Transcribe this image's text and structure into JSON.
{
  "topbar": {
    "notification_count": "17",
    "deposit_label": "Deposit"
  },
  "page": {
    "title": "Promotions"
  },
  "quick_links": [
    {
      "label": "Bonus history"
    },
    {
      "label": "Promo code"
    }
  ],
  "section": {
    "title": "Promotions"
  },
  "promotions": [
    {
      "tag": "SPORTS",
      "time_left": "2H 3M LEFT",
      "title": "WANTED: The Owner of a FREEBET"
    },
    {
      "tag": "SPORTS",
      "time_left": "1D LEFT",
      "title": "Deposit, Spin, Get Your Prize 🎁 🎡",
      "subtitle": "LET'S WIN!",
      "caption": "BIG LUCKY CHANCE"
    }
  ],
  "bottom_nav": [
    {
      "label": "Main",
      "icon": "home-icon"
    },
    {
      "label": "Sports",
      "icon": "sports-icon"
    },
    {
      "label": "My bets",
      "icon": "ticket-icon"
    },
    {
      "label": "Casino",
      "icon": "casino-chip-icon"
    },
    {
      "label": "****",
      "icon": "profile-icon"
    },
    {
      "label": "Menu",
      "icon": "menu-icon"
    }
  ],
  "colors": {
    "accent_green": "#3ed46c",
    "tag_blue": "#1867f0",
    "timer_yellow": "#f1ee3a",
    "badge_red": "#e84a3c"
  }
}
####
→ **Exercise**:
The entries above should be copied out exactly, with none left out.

→ **Answer**:
Transcribe this image's text and structure into JSON.
{
  "topbar": {
    "notification_count": "17",
    "deposit_label": "Deposit"
  },
  "page": {
    "title": "Promotions"
  },
  "quick_links": [
    {
      "label": "Bonus history"
    },
    {
      "label": "Promo code"
    }
  ],
  "section": {
    "title": "Promotions"
  },
  "promotions": [
    {
      "tag": "SPORTS",
      "time_left": "2H 3M LEFT",
      "title": "WANTED: The Owner of a FREEBET"
    },
    {
      "tag": "SPORTS",
      "time_left": "1D LEFT",
      "title": "Deposit, Spin, Get Your Prize 🎁 🎡",
      "subtitle": "LET'S WIN!",
      "caption": "BIG LUCKY CHANCE"
    }
  ],
  "bottom_nav": [
    {
      "label": "Main",
      "icon": "home-icon"
    },
    {
      "label": "Sports",
      "icon": "sports-icon"
    },
    {
      "label": "My bets",
      "icon": "ticket-icon"
    },
    {
      "label": "Casino",
      "icon": "casino-chip-icon"
    },
    {
      "label": "****",
      "icon": "profile-icon"
    },
    {
      "label": "Menu",
      "icon": "menu-icon"
    }
  ],
  "colors": {
    "accent_green": "#3ed46c",
    "tag_blue": "#1867f0",
    "timer_yellow": "#f1ee3a",
    "badge_red": "#e84a3c"
  }
}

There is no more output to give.